The volume of therapeutic measures for campylobacteriosis depends on the form and severity of the infection. With a mild degree of localized forms of campylobacteriosis, etiotropic therapy is not carried out: in this case, they are limited to the appointment of diet, oral rehydration, antispasmodics, enzymes, biological bacterial preparations for the correction of intestinal dysbiosis. In the moderate and severe course of gastrointestinal forms of campylobacteriosis, as well as in the generalization of infection, the use of antibacterial drugs to which campylobacters are sensitive (erythromycin, tetracycline, doxycycline, chloramphenicol, clindamycin, fluoroquinolones, aminoglycosides, macrolides, metronidazole, furazolidone, etc.) is indicated for a course of 7-14 days. Pathogenetic therapy involves infusion of glucose-electrolyte and polyionic solutions, the appointment of desensitizing agents. Persons who have undergone campylobacteriosis are under dispensary observation by an infectious disease specialist for 1 month and are subject to a double bacteriological examination.
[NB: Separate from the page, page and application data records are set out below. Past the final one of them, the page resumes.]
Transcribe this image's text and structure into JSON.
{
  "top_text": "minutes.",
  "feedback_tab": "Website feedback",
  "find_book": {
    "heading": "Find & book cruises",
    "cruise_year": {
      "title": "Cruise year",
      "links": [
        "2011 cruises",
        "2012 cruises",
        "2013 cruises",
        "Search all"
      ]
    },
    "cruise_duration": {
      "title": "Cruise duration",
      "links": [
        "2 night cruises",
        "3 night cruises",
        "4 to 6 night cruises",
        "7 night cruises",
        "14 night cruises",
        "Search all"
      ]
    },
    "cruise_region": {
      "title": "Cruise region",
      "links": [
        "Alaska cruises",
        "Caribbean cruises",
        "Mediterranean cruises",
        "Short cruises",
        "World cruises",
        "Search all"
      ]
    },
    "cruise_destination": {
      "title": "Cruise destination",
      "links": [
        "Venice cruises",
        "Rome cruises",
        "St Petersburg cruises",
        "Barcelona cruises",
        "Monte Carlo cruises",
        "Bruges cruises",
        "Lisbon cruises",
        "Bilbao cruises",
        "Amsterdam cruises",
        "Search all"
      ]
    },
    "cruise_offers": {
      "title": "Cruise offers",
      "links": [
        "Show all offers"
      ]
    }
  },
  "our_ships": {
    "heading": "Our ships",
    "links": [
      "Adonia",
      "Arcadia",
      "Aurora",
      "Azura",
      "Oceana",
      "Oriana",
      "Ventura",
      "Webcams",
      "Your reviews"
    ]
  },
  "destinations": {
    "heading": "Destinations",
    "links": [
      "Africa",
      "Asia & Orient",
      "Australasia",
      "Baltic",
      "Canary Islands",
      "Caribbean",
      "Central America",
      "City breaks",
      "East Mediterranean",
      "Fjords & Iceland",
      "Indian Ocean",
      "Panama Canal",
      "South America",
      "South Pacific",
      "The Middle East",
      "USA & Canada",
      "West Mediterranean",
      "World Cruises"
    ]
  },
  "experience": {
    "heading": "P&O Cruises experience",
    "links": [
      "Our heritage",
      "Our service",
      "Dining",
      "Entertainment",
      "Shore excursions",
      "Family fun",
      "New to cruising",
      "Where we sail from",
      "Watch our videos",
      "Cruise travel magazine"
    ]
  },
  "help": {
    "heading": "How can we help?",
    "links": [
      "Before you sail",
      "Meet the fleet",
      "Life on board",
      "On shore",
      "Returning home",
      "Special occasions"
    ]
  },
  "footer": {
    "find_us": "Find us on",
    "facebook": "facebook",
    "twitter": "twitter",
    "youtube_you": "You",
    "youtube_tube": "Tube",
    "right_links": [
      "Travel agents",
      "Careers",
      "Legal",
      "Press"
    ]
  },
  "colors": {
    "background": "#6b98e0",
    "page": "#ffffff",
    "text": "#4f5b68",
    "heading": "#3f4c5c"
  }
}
With localized forms of campylobacteriosis, the prognosis is favorable. Complications are possible only in the severe course of the disease and among people with a burdened concomitant background. With generalized forms developing in children, pregnant women, weakened patients, mortality can reach 25-30%. Prevention should be aimed at preventing infection of domestic animals and birds; sanitary supervision of water supply, storage regime and technology of food processing; education of the population in personal hygiene standards and rules of cooking.